As the few who are following the progress (or rather, the lack of progress) of TutorialMUD know it's on an indefinite hiatus. I have thought about continue with it, and I still may. However in the meantime I have restarted working on one of my own MUDs, namely Shadow World. Unlike TutorialMUD it's supposed to be a full-featured server with a complete and playable world.
So I have decided that for my work on Shadow World, I will write a similar series of posts. The difference being that the posts for Shadow World will be of a more high level than the posts for TutorialMUD. The post for TutorialMUD was more low-level, with me showing and trying to explain the actual code. For Shadow World I will talk more about the design and specifications and the game mechanics, and let the people who are interested in the actual code to follow along with the changes in the GitHub repository.
The ultimate goal is of course to one day finish both of the MUDs, but I have to admit that it may take some time. However, now that I've stated publicly what my plans are for these two MUDS, I have to actually continue to work on them instead of doing what I most often do, namely to start over about once a year. Now I feel like I have no choice but to see my project to the finish line, even if it might take a couple of years. (Yes, a couple of years, my free time is limited, and it looks like it might get even more limited in the future.)
Hopefully I will have the first post ready before the end of the weekend, and that will be an overview of some of the design decisions I've made about the server.
It's been some time since I last posted anything regarding TutorialMUD.
Don't worry, I haven't given up on it, and I still want to finish it. There will however still be some time until next post, as I'm thinking about the best way to continue with the series.
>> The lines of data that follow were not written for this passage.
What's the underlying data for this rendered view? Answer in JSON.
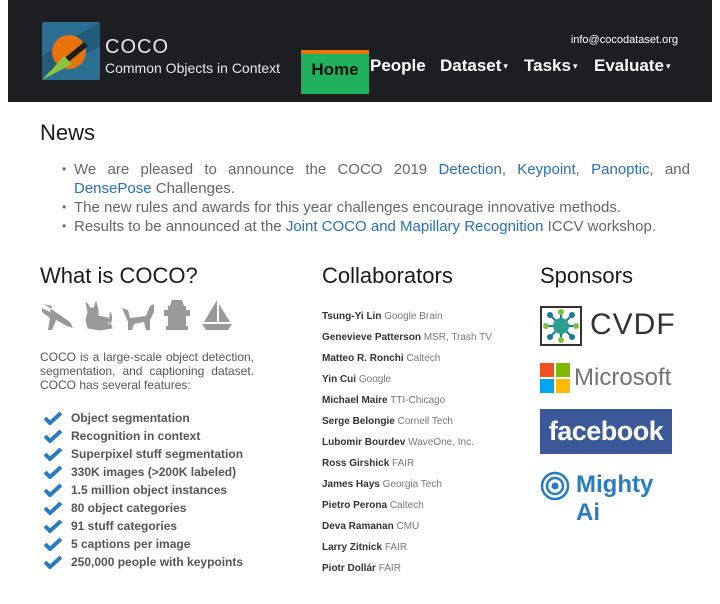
{
  "header": {
    "logo_title": "COCO",
    "logo_subtitle": "Common Objects in Context",
    "email": "info@cocodataset.org",
    "nav": [
      {
        "label": "Home",
        "active": true
      },
      {
        "label": "People"
      },
      {
        "label": "Dataset",
        "dropdown": true
      },
      {
        "label": "Tasks",
        "dropdown": true
      },
      {
        "label": "Evaluate",
        "dropdown": true
      }
    ],
    "caret": "▾"
  },
  "news": {
    "title": "News",
    "item1": {
      "prefix": "We are pleased to announce the COCO 2019 ",
      "link1": "Detection",
      "sep1": ", ",
      "link2": "Keypoint",
      "sep2": ", ",
      "link3": "Panoptic",
      "sep3": ", and ",
      "link4": "DensePose",
      "suffix": " Challenges."
    },
    "item2": "The new rules and awards for this year challenges encourage innovative methods.",
    "item3": {
      "prefix": "Results to be announced at the ",
      "link": "Joint COCO and Mapillary Recognition",
      "suffix": " ICCV workshop."
    }
  },
  "what": {
    "title": "What is COCO?",
    "category_icons": [
      "airplane-icon",
      "cat-icon",
      "dog-icon",
      "fire-hydrant-icon",
      "sailboat-icon"
    ],
    "description": "COCO is a large-scale object detection, segmentation, and captioning dataset. COCO has several features:",
    "features": [
      "Object segmentation",
      "Recognition in context",
      "Superpixel stuff segmentation",
      "330K images (>200K labeled)",
      "1.5 million object instances",
      "80 object categories",
      "91 stuff categories",
      "5 captions per image",
      "250,000 people with keypoints"
    ]
  },
  "collaborators": {
    "title": "Collaborators",
    "people": [
      {
        "name": "Tsung-Yi Lin",
        "affiliation": "Google Brain"
      },
      {
        "name": "Genevieve Patterson",
        "affiliation": "MSR, Trash TV"
      },
      {
        "name": "Matteo R. Ronchi",
        "affiliation": "Caltech"
      },
      {
        "name": "Yin Cui",
        "affiliation": "Google"
      },
      {
        "name": "Michael Maire",
        "affiliation": "TTI-Chicago"
      },
      {
        "name": "Serge Belongie",
        "affiliation": "Cornell Tech"
      },
      {
        "name": "Lubomir Bourdev",
        "affiliation": "WaveOne, Inc."
      },
      {
        "name": "Ross Girshick",
        "affiliation": "FAIR"
      },
      {
        "name": "James Hays",
        "affiliation": "Georgia Tech"
      },
      {
        "name": "Pietro Perona",
        "affiliation": "Caltech"
      },
      {
        "name": "Deva Ramanan",
        "affiliation": "CMU"
      },
      {
        "name": "Larry Zitnick",
        "affiliation": "FAIR"
      },
      {
        "name": "Piotr Dollár",
        "affiliation": "FAIR"
      }
    ]
  },
  "sponsors": {
    "title": "Sponsors",
    "cvdf": "CVDF",
    "microsoft": "Microsoft",
    "facebook": "facebook",
    "mighty_ai": "Mighty Ai"
  },
  "colors": {
    "header_bg": "#1c1e22",
    "nav_active": "#1fb15b",
    "nav_active_border": "#e8720c",
    "link": "#2a6ebb",
    "check": "#2b7bc0",
    "facebook": "#3b5998",
    "mighty_ai": "#2b7bc0"
  }
}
I'm thinking about the format of the series, maybe have posts with less code and more explanations about the actual code in the GIT repository instead. I'm also thinking about ways to lessen the number of networking posts. Networking is really central and important to a networked game, and as such is a large chunk of the code base. But as this is not a networking tutorial it might not be necessary to go into the gritty details too much, and instead continue to the actual MUD specific code. The same goes for basically all the other parts of the server as well, with me thinking that it's better to show how all pieces fit together than go into the details of every subsystem.
I don't know how many follow this, but I welcome all feedback I can get.
I haven’t been able to post new updates to the TutorialMUD series lately. Mostly because I have been very busy at work, but I have also started working again on one of my private projects. I will also not be able to post anything for another couple of weeks, as me and my wife will be traveling to the Philippines.
I have the next couple of articles almost finished, so I hope to put them up in quick succession when I get back home to Sweden.
By now we have a program that obediently sits at the command prompt, waiting for us to press
CTRL-C so that it can shutdown in a nice way. It all works, but it’s not very exciting.
In this part we will begin writing one of the interesting parts of a MUD server, the part that actually puts the Multi User in Multi User Dungeon: Networking.